Non-hazardous waste from homes, business and institutions ends up in municipal solid waste landfills, where it decomposes and breaks down to form landfill gas, which includes carbon dioxide, a number of air toxics and methane. Methane has a global warming potential 25 times that of carbon dioxide.
“Reducing methane emissions is a powerful way to take action on climate change,” said Administrator Gina McCarthy. “This latest step from the President’s methane strategy builds on our progress to date and takes steps to cut emissions from landfills through common-sense standards.”
Today’s proposal would require new MSW landfills subject to the rule to begin controlling landfill gas at a lower emissions threshold than currently required. Under the proposal, landfills would capture two-thirds of their methane and air toxics emissions by 2023 – 13 percent more than required under current rules. EPA estimates the net nationwide annual costs of complying with the additional requirements in the proposed rule would be $471,000 in 2023.
Today, methane accounts for nearly 9 percent of all greenhouse gas emissions in the United States, and landfills are the third-largest source of human-related methane in the country, accounting for 18 percent of methane emissions in 2012. Regulatory and voluntary programs, including the agency’s Landfill Methane Outreach Program, have helped reduce emissions from landfills by 30 percent from 1990 to 2012. However, without additional actions, methane emissions are projected to increase through 2030.

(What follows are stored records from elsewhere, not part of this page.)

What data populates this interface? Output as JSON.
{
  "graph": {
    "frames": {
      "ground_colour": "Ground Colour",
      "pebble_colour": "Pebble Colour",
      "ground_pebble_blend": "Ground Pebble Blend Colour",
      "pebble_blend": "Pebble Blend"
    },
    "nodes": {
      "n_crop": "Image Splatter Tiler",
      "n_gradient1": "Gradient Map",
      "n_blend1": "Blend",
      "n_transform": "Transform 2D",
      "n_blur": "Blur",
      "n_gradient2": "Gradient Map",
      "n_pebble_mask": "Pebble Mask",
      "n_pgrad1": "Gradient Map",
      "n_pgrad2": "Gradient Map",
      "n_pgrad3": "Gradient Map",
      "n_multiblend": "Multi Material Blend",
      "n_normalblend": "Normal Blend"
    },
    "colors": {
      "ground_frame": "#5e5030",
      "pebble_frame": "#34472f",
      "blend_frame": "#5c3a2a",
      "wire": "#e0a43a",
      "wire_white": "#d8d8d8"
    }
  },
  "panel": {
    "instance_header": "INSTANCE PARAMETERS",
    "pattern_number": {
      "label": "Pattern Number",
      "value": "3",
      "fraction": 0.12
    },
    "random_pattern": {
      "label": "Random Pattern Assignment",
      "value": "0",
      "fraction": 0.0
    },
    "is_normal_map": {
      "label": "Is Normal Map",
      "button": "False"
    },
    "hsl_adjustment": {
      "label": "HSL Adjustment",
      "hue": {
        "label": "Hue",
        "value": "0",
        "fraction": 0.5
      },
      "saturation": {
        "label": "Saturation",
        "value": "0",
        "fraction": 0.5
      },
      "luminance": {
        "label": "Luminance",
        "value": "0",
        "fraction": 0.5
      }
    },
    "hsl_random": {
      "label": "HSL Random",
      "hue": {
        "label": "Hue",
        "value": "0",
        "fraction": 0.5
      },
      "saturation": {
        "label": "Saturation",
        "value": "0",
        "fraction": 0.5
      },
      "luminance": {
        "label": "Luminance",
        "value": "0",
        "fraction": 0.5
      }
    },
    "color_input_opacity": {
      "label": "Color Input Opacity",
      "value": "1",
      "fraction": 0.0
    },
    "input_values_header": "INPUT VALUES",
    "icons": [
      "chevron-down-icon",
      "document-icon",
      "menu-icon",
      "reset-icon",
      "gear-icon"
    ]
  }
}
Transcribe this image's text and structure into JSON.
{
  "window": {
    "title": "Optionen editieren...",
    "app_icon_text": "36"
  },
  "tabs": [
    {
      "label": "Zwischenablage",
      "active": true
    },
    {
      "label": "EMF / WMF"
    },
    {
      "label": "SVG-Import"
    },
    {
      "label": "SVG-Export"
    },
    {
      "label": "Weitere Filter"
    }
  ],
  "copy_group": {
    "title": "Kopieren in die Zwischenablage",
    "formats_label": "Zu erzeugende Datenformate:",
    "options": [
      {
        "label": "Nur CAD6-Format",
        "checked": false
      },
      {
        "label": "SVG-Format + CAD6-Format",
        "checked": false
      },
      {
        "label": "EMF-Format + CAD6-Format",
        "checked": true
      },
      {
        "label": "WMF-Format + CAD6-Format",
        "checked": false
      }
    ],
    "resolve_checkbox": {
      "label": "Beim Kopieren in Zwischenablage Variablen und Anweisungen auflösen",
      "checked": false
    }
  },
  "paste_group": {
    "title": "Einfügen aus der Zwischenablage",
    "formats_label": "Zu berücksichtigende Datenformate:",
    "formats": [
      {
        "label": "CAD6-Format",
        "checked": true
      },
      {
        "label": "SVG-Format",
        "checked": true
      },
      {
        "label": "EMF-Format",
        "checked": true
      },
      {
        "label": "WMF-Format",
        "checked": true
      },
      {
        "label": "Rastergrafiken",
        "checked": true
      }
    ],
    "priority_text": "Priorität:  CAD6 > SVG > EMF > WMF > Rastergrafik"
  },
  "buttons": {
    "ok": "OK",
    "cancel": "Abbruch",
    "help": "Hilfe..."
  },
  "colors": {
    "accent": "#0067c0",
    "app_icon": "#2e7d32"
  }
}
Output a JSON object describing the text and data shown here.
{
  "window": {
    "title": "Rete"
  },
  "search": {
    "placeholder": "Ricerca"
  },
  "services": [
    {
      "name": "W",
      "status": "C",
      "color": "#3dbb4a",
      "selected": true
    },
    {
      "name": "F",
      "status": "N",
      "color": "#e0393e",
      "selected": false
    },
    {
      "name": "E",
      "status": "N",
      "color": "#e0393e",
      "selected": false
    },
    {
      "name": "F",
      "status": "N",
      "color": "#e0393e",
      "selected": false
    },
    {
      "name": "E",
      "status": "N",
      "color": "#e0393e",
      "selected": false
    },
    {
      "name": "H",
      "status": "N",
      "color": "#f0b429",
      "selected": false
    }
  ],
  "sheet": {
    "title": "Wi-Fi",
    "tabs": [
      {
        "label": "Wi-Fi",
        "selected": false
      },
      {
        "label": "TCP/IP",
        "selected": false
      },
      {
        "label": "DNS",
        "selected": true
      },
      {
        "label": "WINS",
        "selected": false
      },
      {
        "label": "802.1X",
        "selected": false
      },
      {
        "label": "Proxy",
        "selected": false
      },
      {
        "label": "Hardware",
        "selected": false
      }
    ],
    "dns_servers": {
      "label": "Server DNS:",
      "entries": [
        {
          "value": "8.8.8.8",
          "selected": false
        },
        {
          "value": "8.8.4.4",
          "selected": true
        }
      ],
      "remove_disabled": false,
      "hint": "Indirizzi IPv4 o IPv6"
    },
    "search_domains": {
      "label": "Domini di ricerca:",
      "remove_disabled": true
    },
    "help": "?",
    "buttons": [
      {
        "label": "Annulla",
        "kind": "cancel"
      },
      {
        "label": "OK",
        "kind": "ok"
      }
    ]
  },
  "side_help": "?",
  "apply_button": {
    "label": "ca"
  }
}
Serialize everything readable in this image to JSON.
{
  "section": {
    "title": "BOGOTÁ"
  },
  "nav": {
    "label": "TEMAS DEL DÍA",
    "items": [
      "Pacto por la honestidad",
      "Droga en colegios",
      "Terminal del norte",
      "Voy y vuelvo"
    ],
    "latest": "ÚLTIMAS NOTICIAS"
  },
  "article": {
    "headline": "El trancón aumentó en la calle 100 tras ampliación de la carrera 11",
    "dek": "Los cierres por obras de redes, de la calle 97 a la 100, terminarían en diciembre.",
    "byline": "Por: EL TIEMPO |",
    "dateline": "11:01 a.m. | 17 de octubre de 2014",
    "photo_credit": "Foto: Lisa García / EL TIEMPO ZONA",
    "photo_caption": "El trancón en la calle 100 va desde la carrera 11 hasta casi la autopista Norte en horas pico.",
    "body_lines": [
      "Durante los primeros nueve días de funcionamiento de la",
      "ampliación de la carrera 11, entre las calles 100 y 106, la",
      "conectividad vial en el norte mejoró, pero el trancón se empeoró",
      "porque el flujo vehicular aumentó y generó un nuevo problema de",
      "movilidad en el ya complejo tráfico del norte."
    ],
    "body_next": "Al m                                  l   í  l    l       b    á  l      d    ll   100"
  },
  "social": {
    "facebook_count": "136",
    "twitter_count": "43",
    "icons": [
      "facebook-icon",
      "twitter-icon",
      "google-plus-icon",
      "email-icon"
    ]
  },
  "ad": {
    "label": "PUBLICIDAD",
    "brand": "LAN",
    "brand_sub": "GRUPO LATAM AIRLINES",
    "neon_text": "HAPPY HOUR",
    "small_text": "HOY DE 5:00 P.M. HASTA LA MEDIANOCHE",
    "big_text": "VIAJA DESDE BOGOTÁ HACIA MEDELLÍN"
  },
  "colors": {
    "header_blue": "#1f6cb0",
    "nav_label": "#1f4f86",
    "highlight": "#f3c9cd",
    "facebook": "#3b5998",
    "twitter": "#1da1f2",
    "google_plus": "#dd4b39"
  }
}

Also today, EPA issued an Advance Notice of Proposed Rulemaking (ANPR) seeking broad public input on whether and how to update current emissions guidelines for existing landfills to further reduce their emissions, including methane. The agency is considering updating those guidelines based on a several factors, including significant changes that have occurred in the landfill industry since the original guidelines were issued in 1996. Nearly 1,000 MSW landfills in the U.S. currently are subject to either the 1996 emission guidelines for existing landfills or the 1996 NSPS for new landfills.
EPA will take public comment on the proposed performance standards updates and the ANPR for 60 days after they are published in the Federal Register. If a hearing is requested, it will be held on August 12, 2014 in Washington, D.C.
More information: http://www.epa.gov/ttn/atw/landfill/landflpg.html
Information on the Strategy to Reduce Methane Emissions: http://www.whitehouse.gov/blog/2014/03/28/strategy-cut-methane-emissions
Information on the Climate Action Plan: http://www.whitehouse.gov/climate-change